§ **Material provided**
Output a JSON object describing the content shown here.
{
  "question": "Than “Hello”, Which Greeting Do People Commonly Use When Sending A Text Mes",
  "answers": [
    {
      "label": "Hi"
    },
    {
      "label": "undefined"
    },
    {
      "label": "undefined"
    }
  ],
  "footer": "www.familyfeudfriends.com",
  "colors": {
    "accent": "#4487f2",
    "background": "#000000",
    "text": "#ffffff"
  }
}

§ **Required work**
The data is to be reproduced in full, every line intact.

§ **Response to this exercise**
Output a JSON object describing the content shown here.
{
  "question": "Than “Hello”, Which Greeting Do People Commonly Use When Sending A Text Mes",
  "answers": [
    {
      "label": "Hi"
    },
    {
      "label": "undefined"
    },
    {
      "label": "undefined"
    }
  ],
  "footer": "www.familyfeudfriends.com",
  "colors": {
    "accent": "#4487f2",
    "background": "#000000",
    "text": "#ffffff"
  }
}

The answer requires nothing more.